= TASK DETAILS =
Search the entries for the word "portrait". Copy each line in which it is found.

= SOURCE DATA =
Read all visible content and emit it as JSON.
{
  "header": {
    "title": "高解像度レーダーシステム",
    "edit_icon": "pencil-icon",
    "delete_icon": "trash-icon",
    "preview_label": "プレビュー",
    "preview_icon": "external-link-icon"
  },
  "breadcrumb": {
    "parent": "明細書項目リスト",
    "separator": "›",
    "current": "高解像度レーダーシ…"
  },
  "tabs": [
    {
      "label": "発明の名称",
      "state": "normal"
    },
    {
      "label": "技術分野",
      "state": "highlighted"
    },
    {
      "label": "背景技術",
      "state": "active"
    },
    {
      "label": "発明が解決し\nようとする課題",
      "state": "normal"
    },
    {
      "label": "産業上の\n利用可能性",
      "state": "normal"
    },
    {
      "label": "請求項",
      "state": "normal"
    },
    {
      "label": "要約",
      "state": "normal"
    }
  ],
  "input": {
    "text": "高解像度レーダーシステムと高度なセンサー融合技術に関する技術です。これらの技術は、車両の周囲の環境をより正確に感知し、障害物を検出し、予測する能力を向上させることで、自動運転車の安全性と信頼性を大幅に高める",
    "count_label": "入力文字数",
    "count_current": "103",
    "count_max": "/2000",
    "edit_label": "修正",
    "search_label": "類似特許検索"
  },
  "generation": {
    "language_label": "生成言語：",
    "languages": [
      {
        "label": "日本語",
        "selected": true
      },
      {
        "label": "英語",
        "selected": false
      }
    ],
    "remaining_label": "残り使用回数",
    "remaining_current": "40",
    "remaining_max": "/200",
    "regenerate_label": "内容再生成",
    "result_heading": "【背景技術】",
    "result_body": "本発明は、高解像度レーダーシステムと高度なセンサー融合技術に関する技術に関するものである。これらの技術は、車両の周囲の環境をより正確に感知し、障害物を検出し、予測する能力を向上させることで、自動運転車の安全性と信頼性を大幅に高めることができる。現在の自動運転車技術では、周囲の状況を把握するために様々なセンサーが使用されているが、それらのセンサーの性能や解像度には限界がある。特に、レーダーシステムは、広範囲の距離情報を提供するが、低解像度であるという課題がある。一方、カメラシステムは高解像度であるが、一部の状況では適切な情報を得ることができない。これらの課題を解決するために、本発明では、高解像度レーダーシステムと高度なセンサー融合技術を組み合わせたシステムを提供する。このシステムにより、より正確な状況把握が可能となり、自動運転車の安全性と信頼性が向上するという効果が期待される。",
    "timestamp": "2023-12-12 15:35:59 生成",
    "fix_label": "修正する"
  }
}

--

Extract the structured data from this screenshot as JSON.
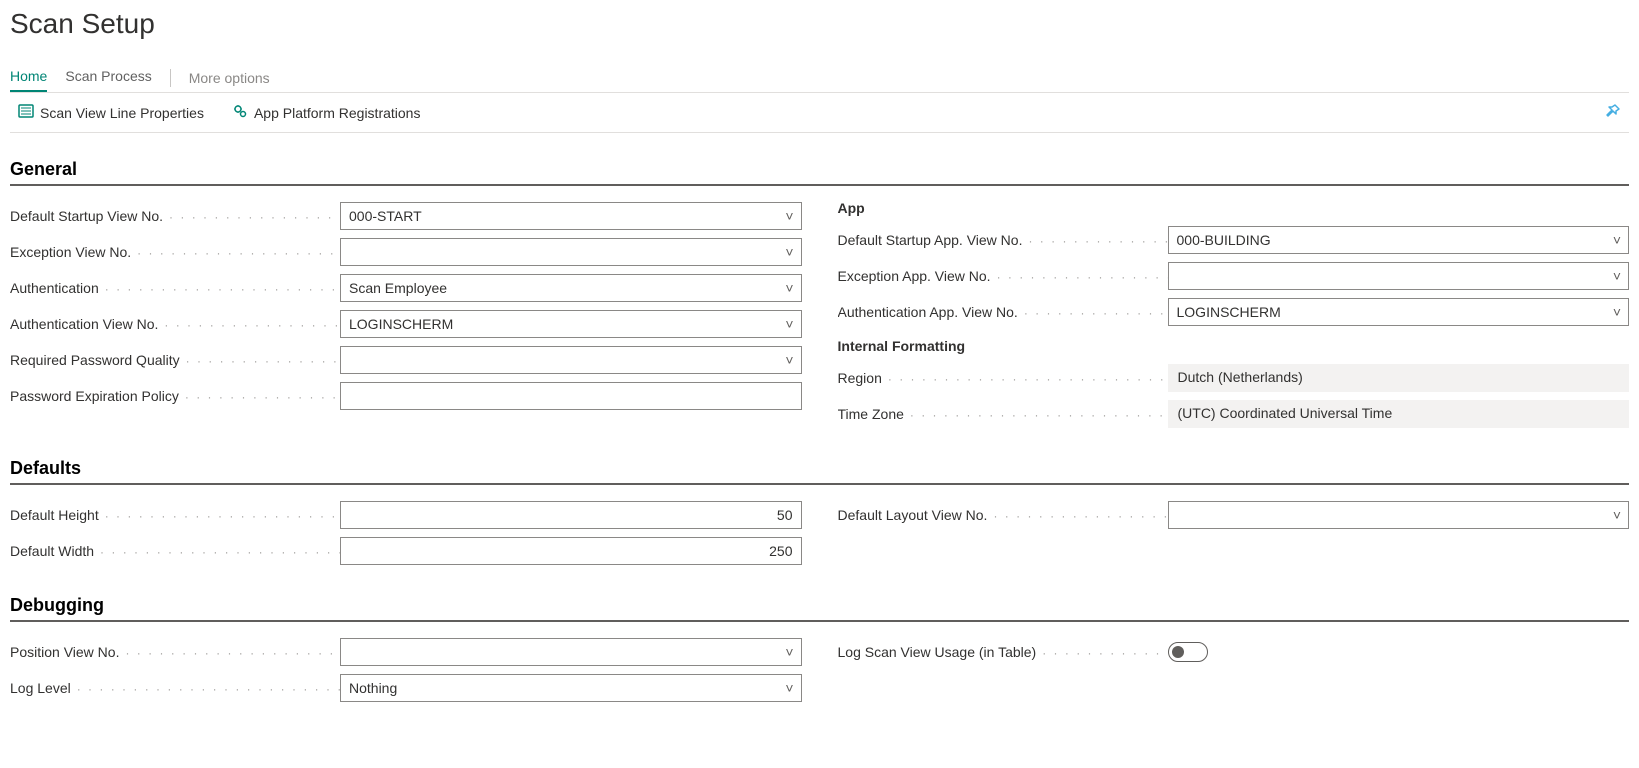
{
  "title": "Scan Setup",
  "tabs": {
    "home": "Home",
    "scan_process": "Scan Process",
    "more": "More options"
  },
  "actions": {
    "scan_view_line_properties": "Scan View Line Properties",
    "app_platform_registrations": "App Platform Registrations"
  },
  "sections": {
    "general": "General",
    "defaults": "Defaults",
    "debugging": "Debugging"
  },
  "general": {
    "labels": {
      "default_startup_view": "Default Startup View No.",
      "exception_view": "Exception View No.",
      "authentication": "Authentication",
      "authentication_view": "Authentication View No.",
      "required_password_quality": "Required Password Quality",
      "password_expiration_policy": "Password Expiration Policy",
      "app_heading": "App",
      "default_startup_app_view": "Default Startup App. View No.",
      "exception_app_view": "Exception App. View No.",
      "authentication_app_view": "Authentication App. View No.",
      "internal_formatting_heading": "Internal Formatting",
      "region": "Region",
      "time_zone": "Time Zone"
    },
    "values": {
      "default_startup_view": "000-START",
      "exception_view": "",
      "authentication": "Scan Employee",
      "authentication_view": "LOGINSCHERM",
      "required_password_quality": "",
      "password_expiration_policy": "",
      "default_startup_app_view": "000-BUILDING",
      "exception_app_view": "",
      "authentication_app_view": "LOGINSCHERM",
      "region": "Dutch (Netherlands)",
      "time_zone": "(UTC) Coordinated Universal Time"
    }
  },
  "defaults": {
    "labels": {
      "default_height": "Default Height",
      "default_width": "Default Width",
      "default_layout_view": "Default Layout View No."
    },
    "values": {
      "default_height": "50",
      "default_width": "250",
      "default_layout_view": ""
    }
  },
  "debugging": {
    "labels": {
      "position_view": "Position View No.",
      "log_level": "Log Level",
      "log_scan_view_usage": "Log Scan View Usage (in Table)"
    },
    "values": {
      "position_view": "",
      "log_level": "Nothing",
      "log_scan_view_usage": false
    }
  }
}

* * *

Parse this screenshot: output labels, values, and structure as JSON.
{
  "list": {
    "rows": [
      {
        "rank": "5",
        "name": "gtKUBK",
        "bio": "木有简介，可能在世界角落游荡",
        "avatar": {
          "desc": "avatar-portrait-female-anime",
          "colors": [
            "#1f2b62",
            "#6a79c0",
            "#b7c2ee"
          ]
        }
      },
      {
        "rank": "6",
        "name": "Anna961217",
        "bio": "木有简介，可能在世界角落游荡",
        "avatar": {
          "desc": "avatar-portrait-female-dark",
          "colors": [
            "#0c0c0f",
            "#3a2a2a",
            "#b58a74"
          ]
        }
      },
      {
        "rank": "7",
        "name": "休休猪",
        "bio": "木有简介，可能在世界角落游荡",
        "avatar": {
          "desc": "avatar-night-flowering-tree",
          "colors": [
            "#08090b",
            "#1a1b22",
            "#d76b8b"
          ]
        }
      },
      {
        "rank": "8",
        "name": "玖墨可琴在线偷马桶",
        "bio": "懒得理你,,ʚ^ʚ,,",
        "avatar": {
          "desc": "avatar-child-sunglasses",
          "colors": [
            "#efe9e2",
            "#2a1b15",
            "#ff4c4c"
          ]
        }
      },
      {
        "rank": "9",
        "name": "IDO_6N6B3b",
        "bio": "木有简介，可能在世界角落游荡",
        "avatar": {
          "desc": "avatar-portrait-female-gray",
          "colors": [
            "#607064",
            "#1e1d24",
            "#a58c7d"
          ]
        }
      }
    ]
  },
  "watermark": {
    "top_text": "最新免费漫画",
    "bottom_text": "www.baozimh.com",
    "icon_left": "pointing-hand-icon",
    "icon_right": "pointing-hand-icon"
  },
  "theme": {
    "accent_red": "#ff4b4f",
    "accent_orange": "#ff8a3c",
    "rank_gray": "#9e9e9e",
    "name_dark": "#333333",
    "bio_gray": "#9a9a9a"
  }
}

= THE COMPLETED TASK =
          "desc": "avatar-portrait-female-anime",
          "desc": "avatar-portrait-female-dark",
          "desc": "avatar-portrait-female-gray",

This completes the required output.